┌──

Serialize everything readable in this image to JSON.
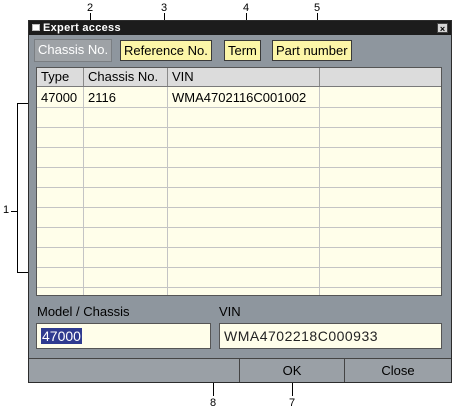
{
  "window": {
    "title": "Expert access",
    "close_glyph": "×"
  },
  "tabs": [
    {
      "label": "Chassis No.",
      "active": true
    },
    {
      "label": "Reference No.",
      "active": false
    },
    {
      "label": "Term",
      "active": false
    },
    {
      "label": "Part number",
      "active": false
    }
  ],
  "grid": {
    "columns": [
      "Type",
      "Chassis No.",
      "VIN",
      ""
    ],
    "rows": [
      [
        "47000",
        "2116",
        "WMA4702116C001002",
        ""
      ]
    ]
  },
  "form": {
    "model_label": "Model / Chassis",
    "model_value": "47000",
    "vin_label": "VIN",
    "vin_value": "WMA4702218C000933"
  },
  "buttons": {
    "blank": "",
    "ok": "OK",
    "close": "Close"
  },
  "callouts": [
    "1",
    "2",
    "3",
    "4",
    "5",
    "7",
    "8"
  ],
  "colors": {
    "tab_background": "#fcf6a8",
    "grid_background": "#fffeea",
    "window_background": "#8e969e",
    "selection": "#2f3b8f"
  }
}
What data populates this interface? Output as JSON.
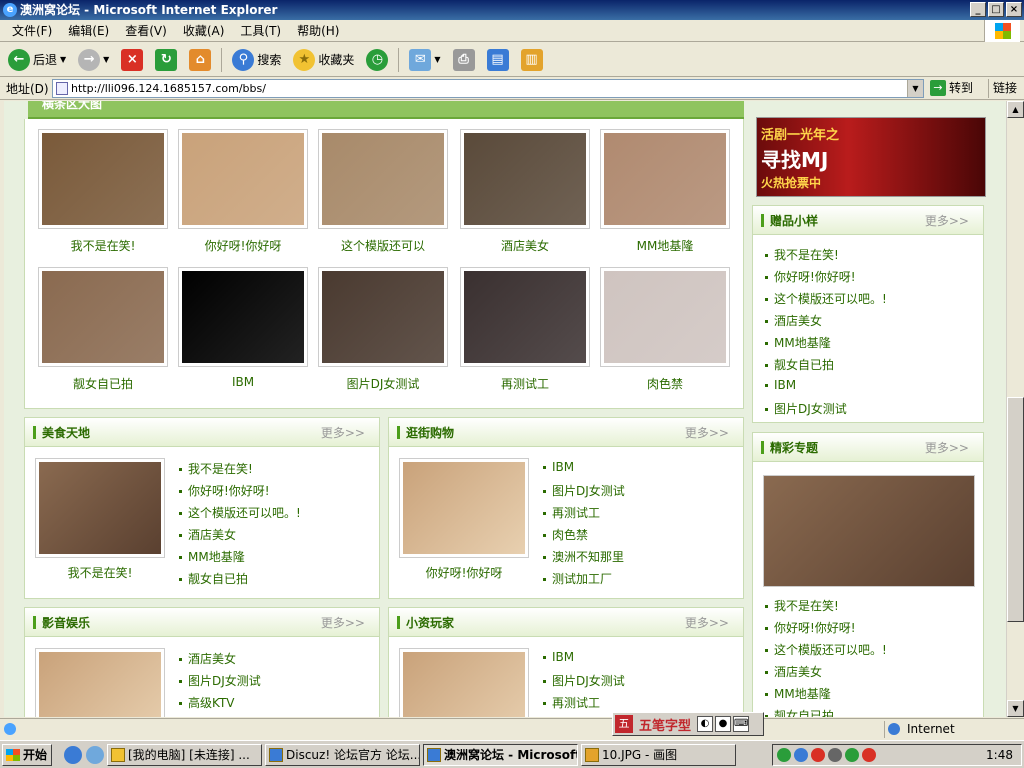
{
  "window": {
    "title": "澳洲窝论坛 - Microsoft Internet Explorer",
    "menu": [
      "文件(F)",
      "编辑(E)",
      "查看(V)",
      "收藏(A)",
      "工具(T)",
      "帮助(H)"
    ],
    "toolbar": {
      "back": "后退",
      "search": "搜索",
      "favorites": "收藏夹"
    },
    "address_label": "地址(D)",
    "address": "http://lli096.124.1685157.com/bbs/",
    "go": "转到",
    "links": "链接"
  },
  "page": {
    "top_strip": "横条区大图",
    "gallery": [
      {
        "caption": "我不是在笑!",
        "color": "#7a5a3a"
      },
      {
        "caption": "你好呀!你好呀",
        "color": "#c9a27a"
      },
      {
        "caption": "这个模版还可以",
        "color": "#a88a6a"
      },
      {
        "caption": "酒店美女",
        "color": "#5a4a3a"
      },
      {
        "caption": "MM地基隆",
        "color": "#b08a70"
      },
      {
        "caption": "靓女自已拍",
        "color": "#8a6a50"
      },
      {
        "caption": "IBM",
        "color": "#000000"
      },
      {
        "caption": "图片DJ女测试",
        "color": "#4a3a30"
      },
      {
        "caption": "再测试工",
        "color": "#3a3030"
      },
      {
        "caption": "肉色禁",
        "color": "#cfc4c0"
      }
    ],
    "food": {
      "title": "美食天地",
      "more": "更多>>",
      "photo_caption": "我不是在笑!",
      "items": [
        "我不是在笑!",
        "你好呀!你好呀!",
        "这个模版还可以吧。!",
        "酒店美女",
        "MM地基隆",
        "靓女自已拍"
      ]
    },
    "shopping": {
      "title": "逛街购物",
      "more": "更多>>",
      "photo_caption": "你好呀!你好呀",
      "items": [
        "IBM",
        "图片DJ女测试",
        "再测试工",
        "肉色禁",
        "澳洲不知那里",
        "测试加工厂"
      ]
    },
    "media": {
      "title": "影音娱乐",
      "more": "更多>>",
      "items": [
        "酒店美女",
        "图片DJ女测试",
        "高级KTV"
      ]
    },
    "petty": {
      "title": "小资玩家",
      "more": "更多>>",
      "items": [
        "IBM",
        "图片DJ女测试",
        "再测试工"
      ]
    },
    "banner": {
      "line1": "活剧一光年之",
      "line2": "寻找MJ",
      "line3": "火热抢票中"
    },
    "gifts": {
      "title": "赠品小样",
      "more": "更多>>",
      "items": [
        "我不是在笑!",
        "你好呀!你好呀!",
        "这个模版还可以吧。!",
        "酒店美女",
        "MM地基隆",
        "靓女自已拍",
        "IBM",
        "图片DJ女测试"
      ]
    },
    "topics": {
      "title": "精彩专题",
      "more": "更多>>",
      "items": [
        "我不是在笑!",
        "你好呀!你好呀!",
        "这个模版还可以吧。!",
        "酒店美女",
        "MM地基隆",
        "靓女自已拍"
      ]
    }
  },
  "statusbar": {
    "zone": "Internet"
  },
  "ime": {
    "label": "五笔字型"
  },
  "taskbar": {
    "start": "开始",
    "tasks": [
      "[我的电脑] [未连接] ...",
      "Discuz! 论坛官方 论坛...",
      "澳洲窝论坛 - Microsoft...",
      "10.JPG - 画图"
    ],
    "clock": "1:48"
  }
}
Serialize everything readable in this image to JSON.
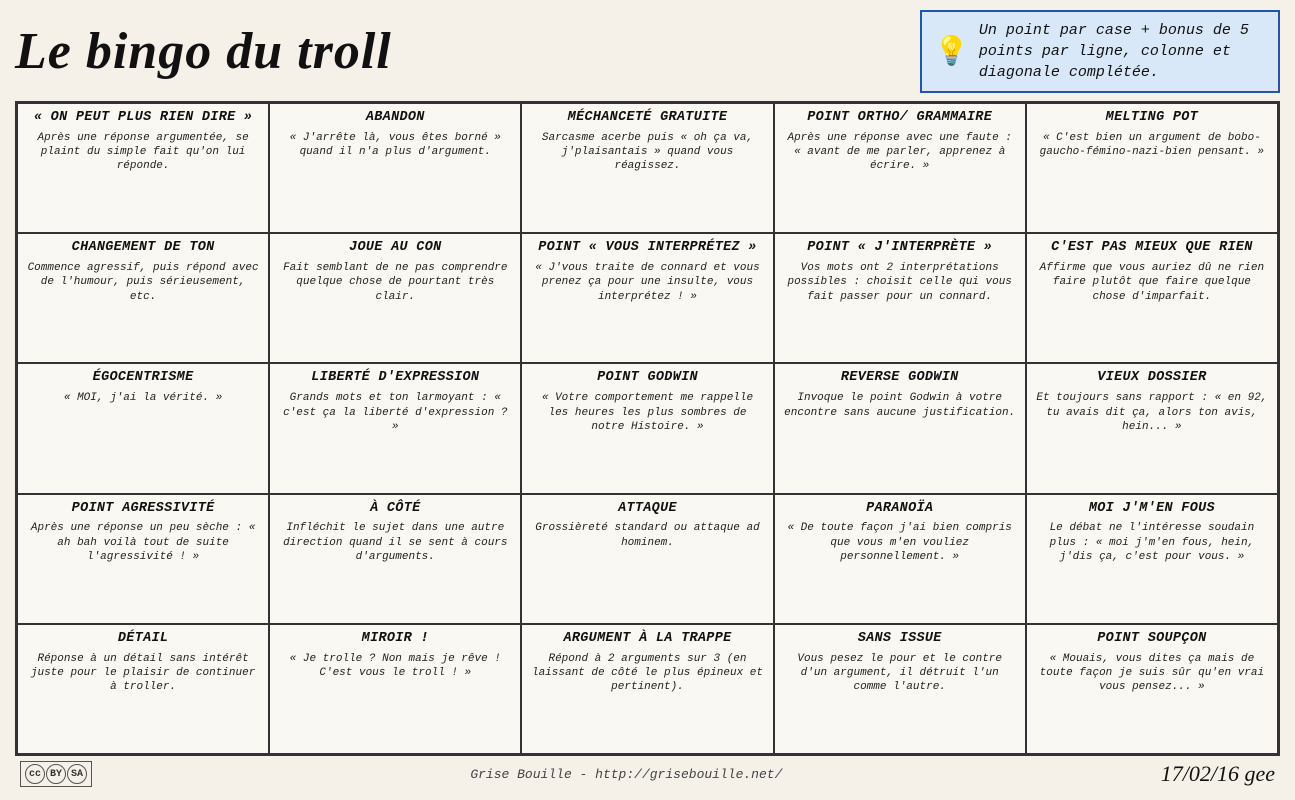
{
  "header": {
    "title": "Le bingo du troll",
    "rules": "Un point par case + bonus de 5 points par ligne, colonne et diagonale complétée."
  },
  "footer": {
    "credit": "Grise Bouille - http://grisebouille.net/",
    "signature": "17/02/16 gee"
  },
  "cells": [
    {
      "title": "« ON PEUT PLUS RIEN DIRE »",
      "desc": "Après une réponse argumentée, se plaint du simple fait qu'on lui réponde."
    },
    {
      "title": "ABANDON",
      "desc": "« J'arrête là, vous êtes borné » quand il n'a plus d'argument."
    },
    {
      "title": "MÉCHANCETÉ GRATUITE",
      "desc": "Sarcasme acerbe puis « oh ça va, j'plaisantais » quand vous réagissez."
    },
    {
      "title": "POINT ORTHO/ GRAMMAIRE",
      "desc": "Après une réponse avec une faute : « avant de me parler, apprenez à écrire. »"
    },
    {
      "title": "MELTING POT",
      "desc": "« C'est bien un argument de bobo-gaucho-fémino-nazi-bien pensant. »"
    },
    {
      "title": "CHANGEMENT DE TON",
      "desc": "Commence agressif, puis répond avec de l'humour, puis sérieusement, etc."
    },
    {
      "title": "JOUE AU CON",
      "desc": "Fait semblant de ne pas comprendre quelque chose de pourtant très clair."
    },
    {
      "title": "POINT « VOUS INTERPRÉTEZ »",
      "desc": "« J'vous traite de connard et vous prenez ça pour une insulte, vous interprétez ! »"
    },
    {
      "title": "POINT « J'INTERPRÈTE »",
      "desc": "Vos mots ont 2 interprétations possibles : choisit celle qui vous fait passer pour un connard."
    },
    {
      "title": "C'EST PAS MIEUX QUE RIEN",
      "desc": "Affirme que vous auriez dû ne rien faire plutôt que faire quelque chose d'imparfait."
    },
    {
      "title": "ÉGOCENTRISME",
      "desc": "« MOI, j'ai la vérité. »"
    },
    {
      "title": "LIBERTÉ D'EXPRESSION",
      "desc": "Grands mots et ton larmoyant : « c'est ça la liberté d'expression ? »"
    },
    {
      "title": "POINT GODWIN",
      "desc": "« Votre comportement me rappelle les heures les plus sombres de notre Histoire. »"
    },
    {
      "title": "REVERSE GODWIN",
      "desc": "Invoque le point Godwin à votre encontre sans aucune justification."
    },
    {
      "title": "VIEUX DOSSIER",
      "desc": "Et toujours sans rapport : « en 92, tu avais dit ça, alors ton avis, hein... »"
    },
    {
      "title": "POINT AGRESSIVITÉ",
      "desc": "Après une réponse un peu sèche : « ah bah voilà tout de suite l'agressivité ! »"
    },
    {
      "title": "À CÔTÉ",
      "desc": "Infléchit le sujet dans une autre direction quand il se sent à cours d'arguments."
    },
    {
      "title": "ATTAQUE",
      "desc": "Grossièreté standard ou attaque ad hominem."
    },
    {
      "title": "PARANOÏA",
      "desc": "« De toute façon j'ai bien compris que vous m'en vouliez personnellement. »"
    },
    {
      "title": "MOI J'M'EN FOUS",
      "desc": "Le débat ne l'intéresse soudain plus : « moi j'm'en fous, hein, j'dis ça, c'est pour vous. »"
    },
    {
      "title": "DÉTAIL",
      "desc": "Réponse à un détail sans intérêt juste pour le plaisir de continuer à troller."
    },
    {
      "title": "MIROIR !",
      "desc": "« Je trolle ? Non mais je rêve ! C'est vous le troll ! »"
    },
    {
      "title": "ARGUMENT À LA TRAPPE",
      "desc": "Répond à 2 arguments sur 3 (en laissant de côté le plus épineux et pertinent)."
    },
    {
      "title": "SANS ISSUE",
      "desc": "Vous pesez le pour et le contre d'un argument, il détruit l'un comme l'autre."
    },
    {
      "title": "POINT SOUPÇON",
      "desc": "« Mouais, vous dites ça mais de toute façon je suis sûr qu'en vrai vous pensez... »"
    }
  ]
}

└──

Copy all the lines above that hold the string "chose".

Exercise answer:
      "desc": "Fait semblant de ne pas comprendre quelque chose de pourtant très clair."
      "desc": "Affirme que vous auriez dû ne rien faire plutôt que faire quelque chose d'imparfait."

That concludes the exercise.